What needs to be done
Copy out the lines of the material that include the string "could".

The records
Segment Open

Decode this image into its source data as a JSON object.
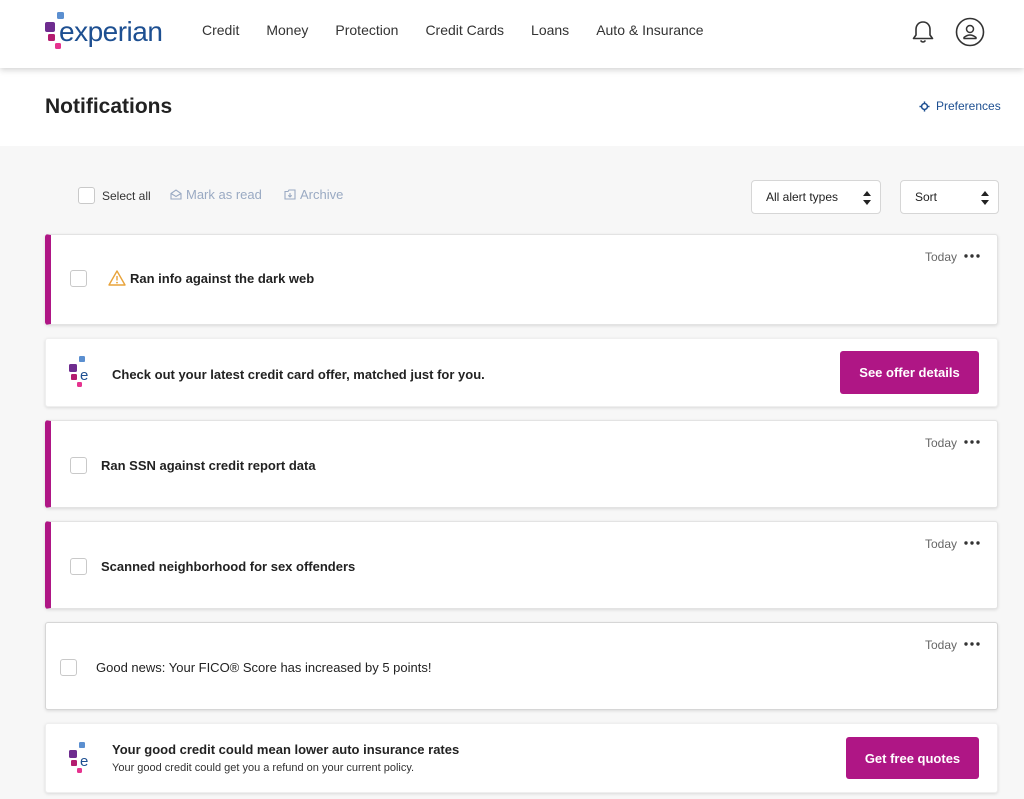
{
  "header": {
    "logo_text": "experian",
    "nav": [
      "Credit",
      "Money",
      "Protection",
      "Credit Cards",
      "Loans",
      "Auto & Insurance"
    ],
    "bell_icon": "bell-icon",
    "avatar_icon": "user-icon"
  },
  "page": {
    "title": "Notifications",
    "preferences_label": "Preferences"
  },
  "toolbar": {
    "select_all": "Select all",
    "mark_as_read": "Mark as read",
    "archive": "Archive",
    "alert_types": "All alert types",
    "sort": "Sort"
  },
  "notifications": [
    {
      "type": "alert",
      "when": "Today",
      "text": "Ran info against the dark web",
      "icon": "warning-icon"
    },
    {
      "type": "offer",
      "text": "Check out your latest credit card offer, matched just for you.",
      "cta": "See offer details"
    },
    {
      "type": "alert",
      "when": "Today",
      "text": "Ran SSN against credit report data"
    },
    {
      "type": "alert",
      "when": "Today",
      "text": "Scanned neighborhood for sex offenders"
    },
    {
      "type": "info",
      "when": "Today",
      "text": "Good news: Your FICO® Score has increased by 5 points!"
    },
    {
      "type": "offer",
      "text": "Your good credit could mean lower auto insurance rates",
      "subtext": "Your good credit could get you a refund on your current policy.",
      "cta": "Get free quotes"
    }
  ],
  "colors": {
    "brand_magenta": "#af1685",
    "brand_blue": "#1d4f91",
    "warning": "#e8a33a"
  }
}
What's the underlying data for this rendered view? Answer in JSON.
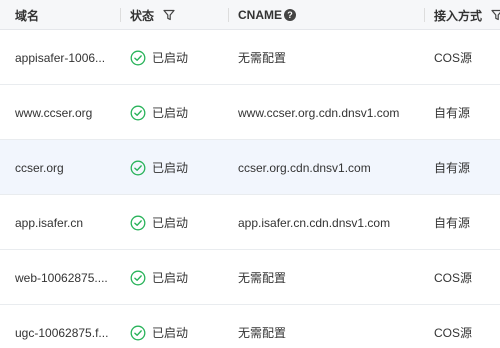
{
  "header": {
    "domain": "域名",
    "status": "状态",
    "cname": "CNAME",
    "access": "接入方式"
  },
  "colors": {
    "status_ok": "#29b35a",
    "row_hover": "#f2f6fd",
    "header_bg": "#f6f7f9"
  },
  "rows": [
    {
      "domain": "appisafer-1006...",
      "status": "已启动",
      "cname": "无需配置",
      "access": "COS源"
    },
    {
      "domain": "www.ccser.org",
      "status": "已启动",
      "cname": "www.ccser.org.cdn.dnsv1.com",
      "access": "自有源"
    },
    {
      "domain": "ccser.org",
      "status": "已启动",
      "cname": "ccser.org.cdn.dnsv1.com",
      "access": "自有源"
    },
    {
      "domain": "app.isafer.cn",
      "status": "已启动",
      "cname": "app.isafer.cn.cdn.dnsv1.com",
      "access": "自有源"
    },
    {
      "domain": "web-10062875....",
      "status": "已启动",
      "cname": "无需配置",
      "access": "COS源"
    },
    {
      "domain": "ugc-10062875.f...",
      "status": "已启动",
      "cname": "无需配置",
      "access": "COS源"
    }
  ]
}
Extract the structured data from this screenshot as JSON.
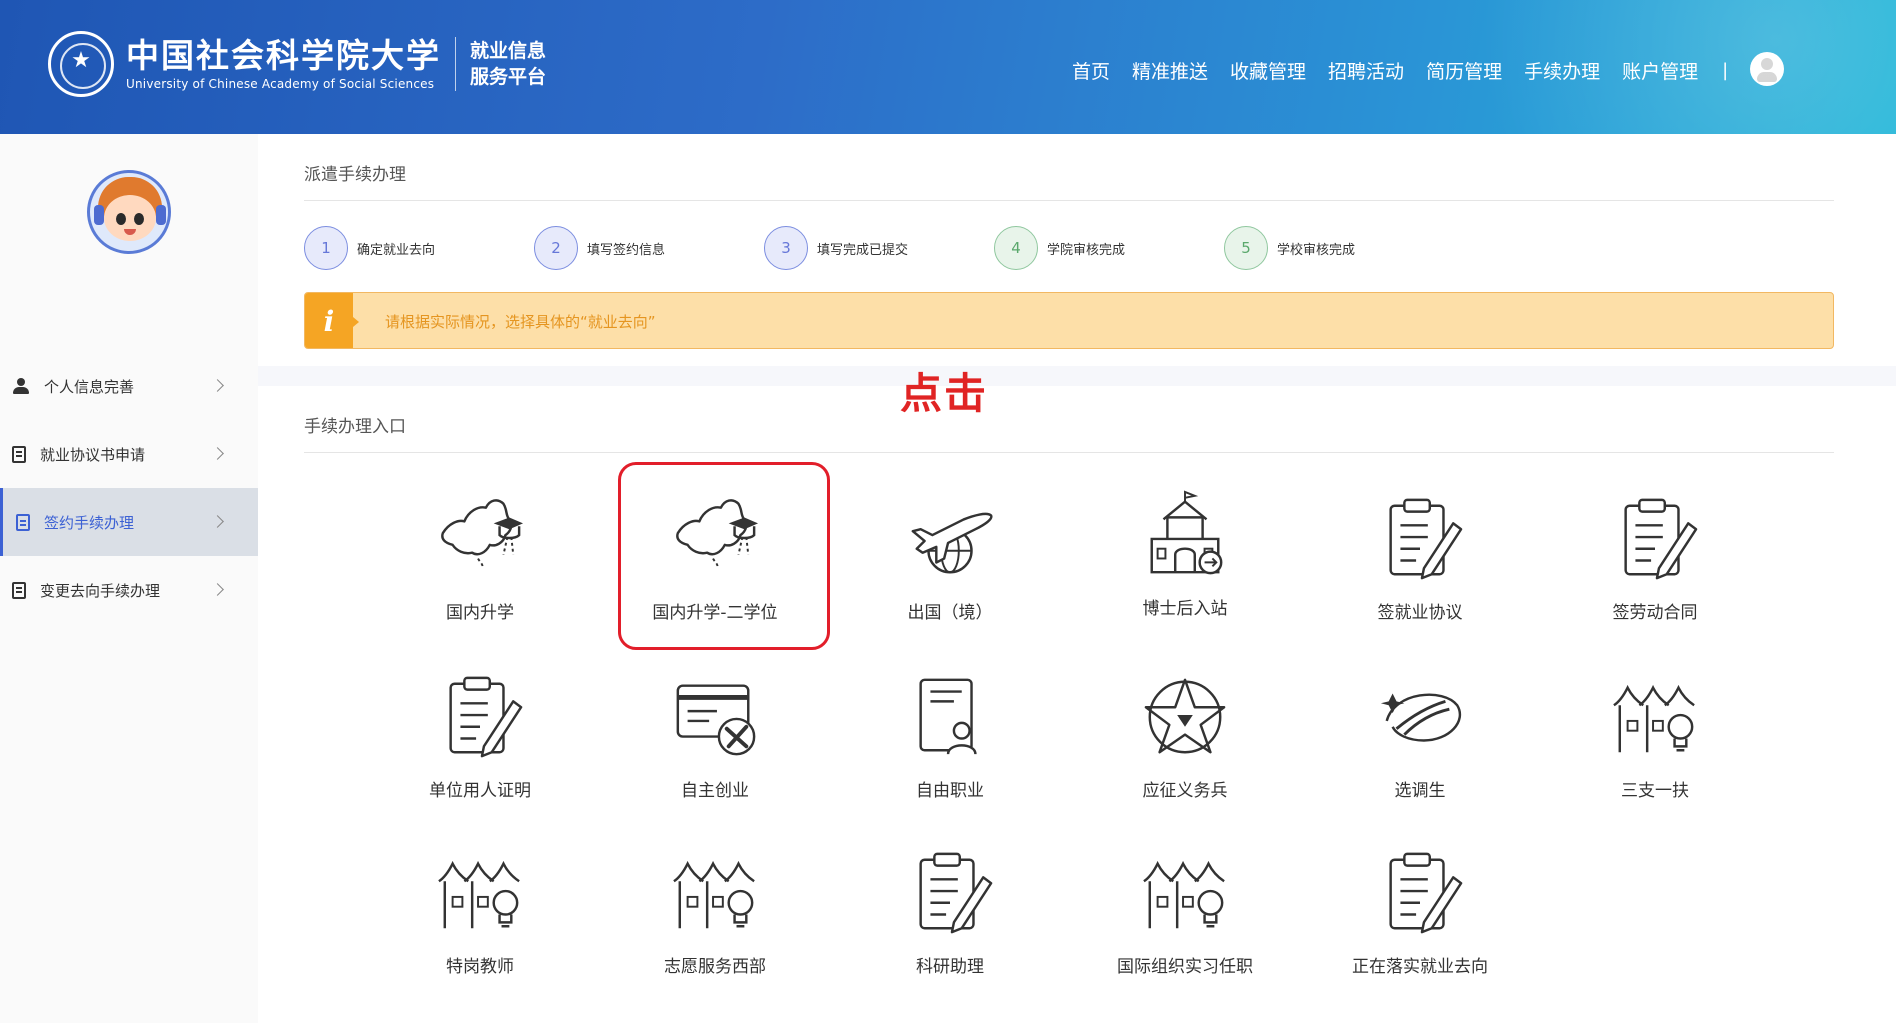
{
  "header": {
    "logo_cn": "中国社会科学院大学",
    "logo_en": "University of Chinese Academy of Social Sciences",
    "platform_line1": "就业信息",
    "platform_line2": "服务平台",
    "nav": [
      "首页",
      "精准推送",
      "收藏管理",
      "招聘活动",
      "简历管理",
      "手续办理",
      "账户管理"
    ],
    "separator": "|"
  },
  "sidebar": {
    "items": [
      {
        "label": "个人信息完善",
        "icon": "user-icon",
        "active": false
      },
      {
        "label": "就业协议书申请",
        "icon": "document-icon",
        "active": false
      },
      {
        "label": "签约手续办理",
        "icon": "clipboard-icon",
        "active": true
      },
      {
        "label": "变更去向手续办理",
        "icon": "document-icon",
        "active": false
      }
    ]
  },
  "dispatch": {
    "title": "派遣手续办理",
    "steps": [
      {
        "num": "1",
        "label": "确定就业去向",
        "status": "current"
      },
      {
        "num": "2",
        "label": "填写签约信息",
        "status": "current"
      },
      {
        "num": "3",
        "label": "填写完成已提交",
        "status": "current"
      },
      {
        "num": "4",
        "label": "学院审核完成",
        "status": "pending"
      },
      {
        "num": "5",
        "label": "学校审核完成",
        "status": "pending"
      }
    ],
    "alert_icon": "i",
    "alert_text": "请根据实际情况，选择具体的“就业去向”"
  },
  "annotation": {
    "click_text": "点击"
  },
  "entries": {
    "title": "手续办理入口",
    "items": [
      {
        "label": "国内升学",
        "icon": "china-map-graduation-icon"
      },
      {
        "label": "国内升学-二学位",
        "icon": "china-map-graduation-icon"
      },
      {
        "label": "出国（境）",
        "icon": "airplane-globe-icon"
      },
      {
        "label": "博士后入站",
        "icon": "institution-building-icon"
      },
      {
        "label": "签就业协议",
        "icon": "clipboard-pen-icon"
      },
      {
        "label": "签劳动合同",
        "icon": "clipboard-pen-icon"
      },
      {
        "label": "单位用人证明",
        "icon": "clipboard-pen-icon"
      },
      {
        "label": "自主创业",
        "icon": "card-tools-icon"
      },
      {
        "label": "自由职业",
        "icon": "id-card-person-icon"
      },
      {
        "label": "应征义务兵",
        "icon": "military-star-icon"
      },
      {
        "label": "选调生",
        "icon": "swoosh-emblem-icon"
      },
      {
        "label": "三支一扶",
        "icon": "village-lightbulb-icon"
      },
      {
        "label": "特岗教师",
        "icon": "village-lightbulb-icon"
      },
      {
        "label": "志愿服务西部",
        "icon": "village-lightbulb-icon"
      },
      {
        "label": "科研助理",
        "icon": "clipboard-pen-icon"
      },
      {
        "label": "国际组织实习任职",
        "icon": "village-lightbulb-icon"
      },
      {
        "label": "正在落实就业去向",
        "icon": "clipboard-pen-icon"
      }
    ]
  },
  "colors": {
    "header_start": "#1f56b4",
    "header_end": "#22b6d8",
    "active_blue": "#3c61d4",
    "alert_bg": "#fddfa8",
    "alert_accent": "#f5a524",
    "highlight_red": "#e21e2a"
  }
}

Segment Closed

Output of the task
      "text": "Your good credit could mean lower auto insurance rates",
      "subtext": "Your good credit could get you a refund on your current policy.",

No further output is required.